The juniper berries work well with the fennel, so worth a try if you have some, but it will still be tasty without. Likewise, the fennel seeds aren’t essential but add to the overall fennellyness that a dish with this title demands – in fact, substituting some pastis or ouzo (or other aniseed drink) for the wine would give that a boost if you’re a fan.
Trim the fennel bulbs removing any dry bits from the root end and setting aside any of the green fronds for later. You could quarter the bulbs but I cut them into 1cm slices as the cross-section is quite attractive. Using a pestle and mortar, crush the juniper berries, salt, garlic and olive oil together and rub this over the cut fennel.
Give the tomatoes, red onion (cut into wedges) and rosemary a coating of oil and assemble the ingredients into a suitable oven-proof dish. Scatter the fennel seeds over the top and, if using, arrange the sausages over the top. Bake in a medium oven for about an hour. In the last 20 minutes, pour the wine into the dish. Once cooked, scatter the dish with the torn up fennel fronds set aside from earlier and serve.

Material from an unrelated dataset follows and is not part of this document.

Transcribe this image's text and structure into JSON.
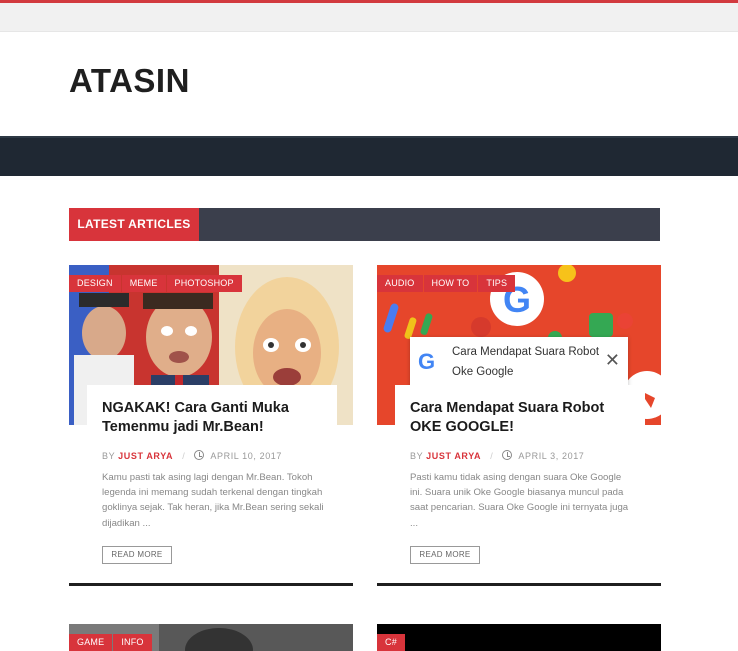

- 2 fennel bulbs, trimmed and quartered or sliced, fronds reserved for garnish
- 5 juniper berries (optional)
- 2 tbsp olive oil
- 1 garlic clove
- ½ tsp salt
- 10 cherry tomatoes
- 1 red onion, cut into wedges
- 2 sprigs rosemary
- 200mls white wine or chicken stock
- 1 tsp fennel seeds (optional)
- 4 pork sausages (optional)
- Preheat the oven to 160c (Fan).
- Using a pestle and mortar, crush the juniper berries, salt, garlic and olive oil together and rub this over the cut fennel. Give the tomatoes, red onion, and rosemary a coating of oil and assemble the ingredients into a suitable oven-proof dish.
- Scatter the fennel seeds over the top and, if using, arrange the sausages over the top. Bake in a medium oven for about an hour. In the last 20 minutes, pour the wine into the dish.
- Once cooked, scatter the dish with the torn up fennel fronds and serve.